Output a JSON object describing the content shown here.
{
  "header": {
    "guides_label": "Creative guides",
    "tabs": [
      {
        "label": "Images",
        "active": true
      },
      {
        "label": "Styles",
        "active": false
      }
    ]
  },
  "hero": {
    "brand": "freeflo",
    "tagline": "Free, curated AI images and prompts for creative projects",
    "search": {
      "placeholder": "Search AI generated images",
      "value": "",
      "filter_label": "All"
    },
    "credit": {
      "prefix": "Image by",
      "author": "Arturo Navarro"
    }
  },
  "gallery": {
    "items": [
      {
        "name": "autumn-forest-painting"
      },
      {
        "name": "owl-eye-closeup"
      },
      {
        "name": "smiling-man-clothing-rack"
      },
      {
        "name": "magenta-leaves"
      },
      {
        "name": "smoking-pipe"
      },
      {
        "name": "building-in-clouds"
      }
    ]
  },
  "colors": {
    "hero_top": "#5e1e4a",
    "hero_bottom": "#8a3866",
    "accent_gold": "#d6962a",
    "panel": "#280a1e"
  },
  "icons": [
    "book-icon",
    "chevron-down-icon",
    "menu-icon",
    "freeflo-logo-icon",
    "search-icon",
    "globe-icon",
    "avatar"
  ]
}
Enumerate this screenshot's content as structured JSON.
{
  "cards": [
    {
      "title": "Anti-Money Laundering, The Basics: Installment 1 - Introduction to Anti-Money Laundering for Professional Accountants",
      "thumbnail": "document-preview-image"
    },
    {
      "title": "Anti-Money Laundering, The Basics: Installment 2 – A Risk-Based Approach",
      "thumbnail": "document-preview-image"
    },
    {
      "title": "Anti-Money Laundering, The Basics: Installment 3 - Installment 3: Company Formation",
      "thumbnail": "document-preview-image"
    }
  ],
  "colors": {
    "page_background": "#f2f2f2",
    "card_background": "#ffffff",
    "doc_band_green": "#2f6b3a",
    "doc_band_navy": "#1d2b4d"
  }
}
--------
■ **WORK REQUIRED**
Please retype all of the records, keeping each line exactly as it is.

■ **RESPONSE BELOW**
Output a JSON object describing the content shown here.
{
  "header": {
    "guides_label": "Creative guides",
    "tabs": [
      {
        "label": "Images",
        "active": true
      },
      {
        "label": "Styles",
        "active": false
      }
    ]
  },
  "hero": {
    "brand": "freeflo",
    "tagline": "Free, curated AI images and prompts for creative projects",
    "search": {
      "placeholder": "Search AI generated images",
      "value": "",
      "filter_label": "All"
    },
    "credit": {
      "prefix": "Image by",
      "author": "Arturo Navarro"
    }
  },
  "gallery": {
    "items": [
      {
        "name": "autumn-forest-painting"
      },
      {
        "name": "owl-eye-closeup"
      },
      {
        "name": "smiling-man-clothing-rack"
      },
      {
        "name": "magenta-leaves"
      },
      {
        "name": "smoking-pipe"
      },
      {
        "name": "building-in-clouds"
      }
    ]
  },
  "colors": {
    "hero_top": "#5e1e4a",
    "hero_bottom": "#8a3866",
    "accent_gold": "#d6962a",
    "panel": "#280a1e"
  },
  "icons": [
    "book-icon",
    "chevron-down-icon",
    "menu-icon",
    "freeflo-logo-icon",
    "search-icon",
    "globe-icon",
    "avatar"
  ]
}
Enumerate this screenshot's content as structured JSON.
{
  "cards": [
    {
      "title": "Anti-Money Laundering, The Basics: Installment 1 - Introduction to Anti-Money Laundering for Professional Accountants",
      "thumbnail": "document-preview-image"
    },
    {
      "title": "Anti-Money Laundering, The Basics: Installment 2 – A Risk-Based Approach",
      "thumbnail": "document-preview-image"
    },
    {
      "title": "Anti-Money Laundering, The Basics: Installment 3 - Installment 3: Company Formation",
      "thumbnail": "document-preview-image"
    }
  ],
  "colors": {
    "page_background": "#f2f2f2",
    "card_background": "#ffffff",
    "doc_band_green": "#2f6b3a",
    "doc_band_navy": "#1d2b4d"
  }
}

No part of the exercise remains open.